**Task requirements**
Go over the entries and report the lines where the word "name" occurs.

(Dataset items)
------------
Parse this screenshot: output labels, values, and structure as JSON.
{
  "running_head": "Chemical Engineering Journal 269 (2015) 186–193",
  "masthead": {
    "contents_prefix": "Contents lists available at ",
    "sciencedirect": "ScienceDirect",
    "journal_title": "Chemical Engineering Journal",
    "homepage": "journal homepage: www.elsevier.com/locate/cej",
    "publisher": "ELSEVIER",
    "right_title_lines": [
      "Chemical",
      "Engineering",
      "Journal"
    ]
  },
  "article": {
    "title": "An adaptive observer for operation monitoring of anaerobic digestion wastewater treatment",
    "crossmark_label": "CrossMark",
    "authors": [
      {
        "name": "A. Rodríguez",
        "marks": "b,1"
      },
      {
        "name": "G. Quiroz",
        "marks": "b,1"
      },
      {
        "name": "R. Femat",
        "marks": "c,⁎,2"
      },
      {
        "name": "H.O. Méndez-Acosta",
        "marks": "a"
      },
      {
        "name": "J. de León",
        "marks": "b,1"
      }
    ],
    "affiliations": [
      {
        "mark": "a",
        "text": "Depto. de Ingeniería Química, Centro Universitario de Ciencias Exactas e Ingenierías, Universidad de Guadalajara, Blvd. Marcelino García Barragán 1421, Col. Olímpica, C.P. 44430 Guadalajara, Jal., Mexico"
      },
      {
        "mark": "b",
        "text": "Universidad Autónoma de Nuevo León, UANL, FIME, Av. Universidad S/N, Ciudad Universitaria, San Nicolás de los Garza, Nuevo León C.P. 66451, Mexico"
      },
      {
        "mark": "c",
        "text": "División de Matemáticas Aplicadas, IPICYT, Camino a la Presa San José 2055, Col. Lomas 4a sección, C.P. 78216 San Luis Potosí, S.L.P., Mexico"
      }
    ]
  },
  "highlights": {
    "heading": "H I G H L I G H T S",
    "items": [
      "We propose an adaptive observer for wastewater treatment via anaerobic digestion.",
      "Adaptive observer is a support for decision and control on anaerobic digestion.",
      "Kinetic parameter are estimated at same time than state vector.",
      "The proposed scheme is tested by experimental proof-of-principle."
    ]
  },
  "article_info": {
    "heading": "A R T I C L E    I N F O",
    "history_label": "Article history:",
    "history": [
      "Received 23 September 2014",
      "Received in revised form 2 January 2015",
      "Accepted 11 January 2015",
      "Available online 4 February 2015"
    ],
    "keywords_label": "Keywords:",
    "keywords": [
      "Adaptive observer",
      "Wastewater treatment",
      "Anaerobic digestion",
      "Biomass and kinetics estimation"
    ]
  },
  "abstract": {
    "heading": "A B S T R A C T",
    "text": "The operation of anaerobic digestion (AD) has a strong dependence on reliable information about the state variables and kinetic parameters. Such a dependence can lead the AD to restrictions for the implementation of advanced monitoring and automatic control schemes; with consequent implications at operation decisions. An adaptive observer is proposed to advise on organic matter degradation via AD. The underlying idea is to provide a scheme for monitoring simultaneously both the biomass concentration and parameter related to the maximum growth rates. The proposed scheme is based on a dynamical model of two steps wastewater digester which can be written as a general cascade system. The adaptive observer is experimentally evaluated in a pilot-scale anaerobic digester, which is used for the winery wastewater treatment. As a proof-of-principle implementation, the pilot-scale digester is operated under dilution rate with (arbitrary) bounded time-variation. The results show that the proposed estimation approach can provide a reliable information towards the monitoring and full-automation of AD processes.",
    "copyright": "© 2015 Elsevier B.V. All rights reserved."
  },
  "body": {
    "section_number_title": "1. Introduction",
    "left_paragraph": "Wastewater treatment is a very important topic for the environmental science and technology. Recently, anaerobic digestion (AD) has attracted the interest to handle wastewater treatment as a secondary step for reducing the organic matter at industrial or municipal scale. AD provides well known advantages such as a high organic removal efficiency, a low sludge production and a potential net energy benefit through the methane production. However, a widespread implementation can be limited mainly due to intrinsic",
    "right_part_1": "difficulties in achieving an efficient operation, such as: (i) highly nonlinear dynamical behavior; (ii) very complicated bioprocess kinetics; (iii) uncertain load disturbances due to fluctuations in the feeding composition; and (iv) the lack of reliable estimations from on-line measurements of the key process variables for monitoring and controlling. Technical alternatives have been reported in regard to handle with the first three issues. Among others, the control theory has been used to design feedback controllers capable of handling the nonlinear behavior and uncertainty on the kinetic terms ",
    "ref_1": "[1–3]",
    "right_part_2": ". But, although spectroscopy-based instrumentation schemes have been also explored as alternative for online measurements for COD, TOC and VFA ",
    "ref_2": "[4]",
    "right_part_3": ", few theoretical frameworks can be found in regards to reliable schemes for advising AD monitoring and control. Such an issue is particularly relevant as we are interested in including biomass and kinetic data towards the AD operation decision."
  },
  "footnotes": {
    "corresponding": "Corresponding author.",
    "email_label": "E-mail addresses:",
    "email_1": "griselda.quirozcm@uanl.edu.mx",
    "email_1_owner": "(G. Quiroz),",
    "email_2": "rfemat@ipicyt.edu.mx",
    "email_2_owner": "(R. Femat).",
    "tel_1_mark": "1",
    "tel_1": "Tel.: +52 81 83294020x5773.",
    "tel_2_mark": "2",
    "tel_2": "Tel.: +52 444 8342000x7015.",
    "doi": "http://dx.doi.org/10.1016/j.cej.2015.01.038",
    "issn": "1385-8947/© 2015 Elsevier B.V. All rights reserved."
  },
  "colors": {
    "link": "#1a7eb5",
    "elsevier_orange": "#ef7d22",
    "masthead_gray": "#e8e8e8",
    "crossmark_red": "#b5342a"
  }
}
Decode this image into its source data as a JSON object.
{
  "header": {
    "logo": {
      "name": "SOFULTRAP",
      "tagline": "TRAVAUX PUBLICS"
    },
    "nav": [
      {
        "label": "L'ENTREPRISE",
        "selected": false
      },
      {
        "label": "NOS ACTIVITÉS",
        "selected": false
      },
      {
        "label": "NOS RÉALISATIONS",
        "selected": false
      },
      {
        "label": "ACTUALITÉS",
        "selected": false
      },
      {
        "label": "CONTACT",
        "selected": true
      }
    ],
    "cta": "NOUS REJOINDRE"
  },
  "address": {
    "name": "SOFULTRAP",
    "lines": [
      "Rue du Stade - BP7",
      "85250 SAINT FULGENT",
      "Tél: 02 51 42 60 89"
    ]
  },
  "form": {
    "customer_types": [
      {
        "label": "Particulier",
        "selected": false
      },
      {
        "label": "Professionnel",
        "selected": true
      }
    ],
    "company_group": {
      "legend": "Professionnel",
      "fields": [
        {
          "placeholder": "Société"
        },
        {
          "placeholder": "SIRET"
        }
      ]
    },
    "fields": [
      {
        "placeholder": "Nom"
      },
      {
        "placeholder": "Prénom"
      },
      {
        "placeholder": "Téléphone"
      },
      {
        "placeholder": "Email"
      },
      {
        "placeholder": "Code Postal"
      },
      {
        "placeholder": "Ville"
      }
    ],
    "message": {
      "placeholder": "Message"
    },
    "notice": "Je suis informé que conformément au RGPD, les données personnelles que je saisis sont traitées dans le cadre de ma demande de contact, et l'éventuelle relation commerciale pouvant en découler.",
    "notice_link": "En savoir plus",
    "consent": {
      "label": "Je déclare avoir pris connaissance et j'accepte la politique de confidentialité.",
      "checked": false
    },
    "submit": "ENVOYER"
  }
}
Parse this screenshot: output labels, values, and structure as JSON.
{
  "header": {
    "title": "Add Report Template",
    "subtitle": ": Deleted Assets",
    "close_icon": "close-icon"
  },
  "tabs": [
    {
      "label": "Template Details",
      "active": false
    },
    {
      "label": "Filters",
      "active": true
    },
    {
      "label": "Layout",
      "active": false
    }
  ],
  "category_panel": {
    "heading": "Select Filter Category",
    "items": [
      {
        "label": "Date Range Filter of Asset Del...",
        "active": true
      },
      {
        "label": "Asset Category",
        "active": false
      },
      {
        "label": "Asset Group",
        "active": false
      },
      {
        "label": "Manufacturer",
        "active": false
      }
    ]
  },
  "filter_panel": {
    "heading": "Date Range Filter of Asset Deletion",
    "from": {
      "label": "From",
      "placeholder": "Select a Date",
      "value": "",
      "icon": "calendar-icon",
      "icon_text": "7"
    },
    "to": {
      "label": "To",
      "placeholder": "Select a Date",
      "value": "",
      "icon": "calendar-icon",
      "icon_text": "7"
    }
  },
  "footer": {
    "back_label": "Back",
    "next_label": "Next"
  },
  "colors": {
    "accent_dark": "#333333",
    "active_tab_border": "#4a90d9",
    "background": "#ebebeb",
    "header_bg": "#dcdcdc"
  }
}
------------
**Result of the exercise**
        "name": "A. Rodríguez",
        "name": "G. Quiroz",
        "name": "R. Femat",
        "name": "H.O. Méndez-Acosta",
        "name": "J. de León",
      "name": "SOFULTRAP",
    "name": "SOFULTRAP",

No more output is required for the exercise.